Of course I know the bad exporters are the ones who left the big bulletholes all over this market, which discredited exporting and reuse. Who cause really fine people (like many at BAN.org and Greenpeace.org) to react and promote policies out of sheer frustration.

BAN knows perfectly well that the Basel Convention Annex IX explicitly and succinctly allows exports of electronics for refurbishment and repair. EXPLICITLY states this!!!!~!! But they are so frustrated by the piles of messes, the accumulated scrap that was not good, that they see it as a loophole.

One told me he hopes the poor will "leapfrog" the USA and get newer and better computers than we got. Hey fellow Peace Corps volunteers, hear that? (No bread on the shelves? LET THEM EAT CAKE.)

I think the only hope is to set up proper recycling overseas for the leftovers. Trying to police the exports to limit "Toxics Along for the Ride" may be too difficult, and our Fair Trade model is woefully underfunded and undersupported. What Africa and Asia are going to do is LEAPFROG the USA's woeful repair and recycling practices. They are going to do with smart people what the shredders can never do - separate out a 1 gig stick of RAM worth $10 from a 32meg stick of RAM worth metal.

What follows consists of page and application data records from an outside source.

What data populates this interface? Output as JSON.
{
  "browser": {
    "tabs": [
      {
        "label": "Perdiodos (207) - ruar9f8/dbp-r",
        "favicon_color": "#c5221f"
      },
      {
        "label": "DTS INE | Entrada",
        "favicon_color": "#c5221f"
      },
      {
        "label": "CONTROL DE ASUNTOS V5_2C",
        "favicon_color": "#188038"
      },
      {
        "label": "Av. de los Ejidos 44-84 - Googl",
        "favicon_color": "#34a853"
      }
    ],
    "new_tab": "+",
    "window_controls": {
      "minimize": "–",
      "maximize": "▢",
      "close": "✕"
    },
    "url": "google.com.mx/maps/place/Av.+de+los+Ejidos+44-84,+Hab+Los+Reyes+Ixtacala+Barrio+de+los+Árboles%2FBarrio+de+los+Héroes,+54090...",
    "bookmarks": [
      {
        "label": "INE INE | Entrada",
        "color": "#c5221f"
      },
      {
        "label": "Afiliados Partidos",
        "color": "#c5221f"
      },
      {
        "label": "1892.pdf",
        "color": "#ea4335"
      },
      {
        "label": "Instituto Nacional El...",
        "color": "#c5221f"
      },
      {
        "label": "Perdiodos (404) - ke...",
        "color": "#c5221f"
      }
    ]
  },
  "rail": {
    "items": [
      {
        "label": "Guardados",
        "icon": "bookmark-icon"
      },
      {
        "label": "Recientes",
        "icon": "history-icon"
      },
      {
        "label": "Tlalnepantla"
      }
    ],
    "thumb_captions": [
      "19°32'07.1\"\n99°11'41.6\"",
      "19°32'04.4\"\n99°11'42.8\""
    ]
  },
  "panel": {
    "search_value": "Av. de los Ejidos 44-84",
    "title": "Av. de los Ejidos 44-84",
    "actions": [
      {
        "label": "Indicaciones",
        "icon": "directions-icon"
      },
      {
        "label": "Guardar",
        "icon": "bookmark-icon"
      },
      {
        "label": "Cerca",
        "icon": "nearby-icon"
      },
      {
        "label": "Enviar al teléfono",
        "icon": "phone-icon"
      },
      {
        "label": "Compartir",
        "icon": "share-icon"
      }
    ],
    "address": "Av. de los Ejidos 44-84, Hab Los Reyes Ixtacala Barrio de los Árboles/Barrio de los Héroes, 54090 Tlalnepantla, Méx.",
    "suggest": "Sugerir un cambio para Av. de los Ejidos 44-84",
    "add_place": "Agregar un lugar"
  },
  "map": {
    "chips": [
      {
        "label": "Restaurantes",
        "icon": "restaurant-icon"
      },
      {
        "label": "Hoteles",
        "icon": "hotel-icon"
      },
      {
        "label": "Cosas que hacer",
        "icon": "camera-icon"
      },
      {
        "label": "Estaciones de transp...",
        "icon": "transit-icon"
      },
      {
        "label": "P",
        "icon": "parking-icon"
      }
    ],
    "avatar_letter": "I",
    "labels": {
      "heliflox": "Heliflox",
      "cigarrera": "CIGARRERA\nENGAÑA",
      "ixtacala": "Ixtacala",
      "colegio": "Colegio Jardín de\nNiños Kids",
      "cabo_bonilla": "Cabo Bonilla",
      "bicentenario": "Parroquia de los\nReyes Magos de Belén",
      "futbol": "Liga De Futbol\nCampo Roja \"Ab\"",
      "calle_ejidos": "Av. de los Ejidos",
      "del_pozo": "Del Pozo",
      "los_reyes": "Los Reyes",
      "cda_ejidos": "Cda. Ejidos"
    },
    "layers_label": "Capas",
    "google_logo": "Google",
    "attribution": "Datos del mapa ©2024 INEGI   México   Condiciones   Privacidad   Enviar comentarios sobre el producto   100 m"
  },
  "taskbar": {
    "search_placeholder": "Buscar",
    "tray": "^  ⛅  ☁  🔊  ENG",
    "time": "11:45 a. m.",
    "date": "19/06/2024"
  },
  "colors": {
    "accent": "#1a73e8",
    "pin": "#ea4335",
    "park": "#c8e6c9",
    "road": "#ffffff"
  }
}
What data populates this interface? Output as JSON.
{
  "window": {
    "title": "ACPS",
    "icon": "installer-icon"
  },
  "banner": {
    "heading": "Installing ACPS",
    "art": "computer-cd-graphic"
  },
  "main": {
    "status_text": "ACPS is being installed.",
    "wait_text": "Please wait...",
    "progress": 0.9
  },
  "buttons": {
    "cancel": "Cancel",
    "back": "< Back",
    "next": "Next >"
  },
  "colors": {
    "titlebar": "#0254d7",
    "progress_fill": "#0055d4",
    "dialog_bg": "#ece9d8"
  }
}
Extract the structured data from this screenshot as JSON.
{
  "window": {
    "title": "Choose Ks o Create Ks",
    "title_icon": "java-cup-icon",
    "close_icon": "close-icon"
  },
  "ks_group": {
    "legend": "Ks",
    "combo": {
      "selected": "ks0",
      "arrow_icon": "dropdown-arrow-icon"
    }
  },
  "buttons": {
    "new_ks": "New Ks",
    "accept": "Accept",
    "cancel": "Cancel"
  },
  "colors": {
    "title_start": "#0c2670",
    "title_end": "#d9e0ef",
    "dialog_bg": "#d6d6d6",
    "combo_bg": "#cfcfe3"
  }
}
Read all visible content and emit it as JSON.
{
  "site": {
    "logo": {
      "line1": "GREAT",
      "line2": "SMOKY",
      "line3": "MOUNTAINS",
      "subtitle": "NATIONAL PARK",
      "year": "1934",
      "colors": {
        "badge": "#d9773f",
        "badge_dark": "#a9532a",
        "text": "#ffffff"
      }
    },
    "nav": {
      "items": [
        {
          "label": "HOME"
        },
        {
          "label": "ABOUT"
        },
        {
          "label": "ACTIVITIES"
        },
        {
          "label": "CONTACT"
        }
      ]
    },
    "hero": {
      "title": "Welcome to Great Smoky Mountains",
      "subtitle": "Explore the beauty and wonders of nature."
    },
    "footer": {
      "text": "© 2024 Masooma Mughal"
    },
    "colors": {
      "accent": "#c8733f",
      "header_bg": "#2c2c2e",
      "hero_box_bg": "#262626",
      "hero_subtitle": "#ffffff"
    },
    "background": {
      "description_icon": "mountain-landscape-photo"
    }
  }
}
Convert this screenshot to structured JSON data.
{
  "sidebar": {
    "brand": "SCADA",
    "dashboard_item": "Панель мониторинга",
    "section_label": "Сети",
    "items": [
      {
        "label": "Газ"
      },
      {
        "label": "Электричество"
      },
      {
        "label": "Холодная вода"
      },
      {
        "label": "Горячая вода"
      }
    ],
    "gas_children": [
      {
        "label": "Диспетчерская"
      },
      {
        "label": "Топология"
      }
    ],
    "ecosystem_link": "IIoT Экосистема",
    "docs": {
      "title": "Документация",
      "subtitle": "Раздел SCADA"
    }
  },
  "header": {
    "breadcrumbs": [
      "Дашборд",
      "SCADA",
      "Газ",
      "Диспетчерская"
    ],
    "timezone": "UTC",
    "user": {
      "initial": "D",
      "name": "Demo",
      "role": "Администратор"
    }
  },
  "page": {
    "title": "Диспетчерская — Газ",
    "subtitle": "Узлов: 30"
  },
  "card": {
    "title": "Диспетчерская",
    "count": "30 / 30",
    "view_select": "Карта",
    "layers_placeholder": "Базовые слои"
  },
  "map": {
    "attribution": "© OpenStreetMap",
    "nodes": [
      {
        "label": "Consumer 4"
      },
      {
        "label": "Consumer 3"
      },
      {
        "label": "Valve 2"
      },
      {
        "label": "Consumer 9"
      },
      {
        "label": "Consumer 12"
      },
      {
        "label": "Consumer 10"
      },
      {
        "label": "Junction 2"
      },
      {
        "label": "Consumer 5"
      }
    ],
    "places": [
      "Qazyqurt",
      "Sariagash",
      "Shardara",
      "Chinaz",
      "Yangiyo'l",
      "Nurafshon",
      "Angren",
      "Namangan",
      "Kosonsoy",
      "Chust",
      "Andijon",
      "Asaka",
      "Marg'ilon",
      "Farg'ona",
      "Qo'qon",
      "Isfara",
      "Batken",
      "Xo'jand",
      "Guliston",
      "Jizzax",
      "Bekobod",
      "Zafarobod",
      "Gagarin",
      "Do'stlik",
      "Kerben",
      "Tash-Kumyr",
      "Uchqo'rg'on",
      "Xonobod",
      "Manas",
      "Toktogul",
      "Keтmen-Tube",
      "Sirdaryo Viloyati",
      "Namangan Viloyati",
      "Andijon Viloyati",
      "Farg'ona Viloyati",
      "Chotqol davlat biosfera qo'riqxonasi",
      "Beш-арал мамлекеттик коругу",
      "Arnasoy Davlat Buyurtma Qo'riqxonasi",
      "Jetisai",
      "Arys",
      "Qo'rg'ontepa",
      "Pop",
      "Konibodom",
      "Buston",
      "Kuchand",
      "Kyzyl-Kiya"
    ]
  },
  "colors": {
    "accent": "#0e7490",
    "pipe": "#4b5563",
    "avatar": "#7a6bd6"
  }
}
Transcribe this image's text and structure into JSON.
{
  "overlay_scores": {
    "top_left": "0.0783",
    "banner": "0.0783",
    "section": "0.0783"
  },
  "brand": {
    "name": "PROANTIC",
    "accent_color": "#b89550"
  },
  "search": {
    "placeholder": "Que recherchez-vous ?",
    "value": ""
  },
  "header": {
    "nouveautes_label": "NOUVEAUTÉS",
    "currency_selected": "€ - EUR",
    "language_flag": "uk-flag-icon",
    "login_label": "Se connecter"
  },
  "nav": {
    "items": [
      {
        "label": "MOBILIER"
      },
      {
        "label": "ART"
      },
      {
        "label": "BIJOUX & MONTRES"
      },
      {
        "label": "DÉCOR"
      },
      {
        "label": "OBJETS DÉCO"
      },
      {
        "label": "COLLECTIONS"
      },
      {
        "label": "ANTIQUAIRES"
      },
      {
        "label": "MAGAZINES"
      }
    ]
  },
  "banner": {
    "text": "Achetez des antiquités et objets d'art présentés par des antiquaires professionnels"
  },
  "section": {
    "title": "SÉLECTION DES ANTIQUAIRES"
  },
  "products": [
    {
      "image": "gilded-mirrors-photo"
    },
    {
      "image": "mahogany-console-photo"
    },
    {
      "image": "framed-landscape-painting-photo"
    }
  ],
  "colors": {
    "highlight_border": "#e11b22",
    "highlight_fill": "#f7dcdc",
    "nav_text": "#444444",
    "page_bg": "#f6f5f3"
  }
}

Pete Seeger, we need a new "John Henry" song for the repair and reuse people, running ahead of the shredding machine. "John Henry was a RAM sorting Man"... But John Henry will probably be named Essam or Hamdy or Souley or Antonio.

A compliment

I got a couple of compliments about some of the blogs I've written.

I wish I had more time. Right now, I am busy raising $1.5M to drastically expand Good Point Recycling businesses in Arizona, Mexico and Vermont.

This summer, we have added textile baling, added fluorescent lamp collection, gone to 100% demanufacturing of PCs, cardboard baling, stretch plastic collections, etc. We have enlarged our job training program, and are trying to rent office space in our new building.

When my family returns to Vermont in three weeks, I will have to readjust from this year of surfing my idle time and mania to exponentially expand the business. It will succeed, rather than fall apart, to the degree we recruit and keep quality people.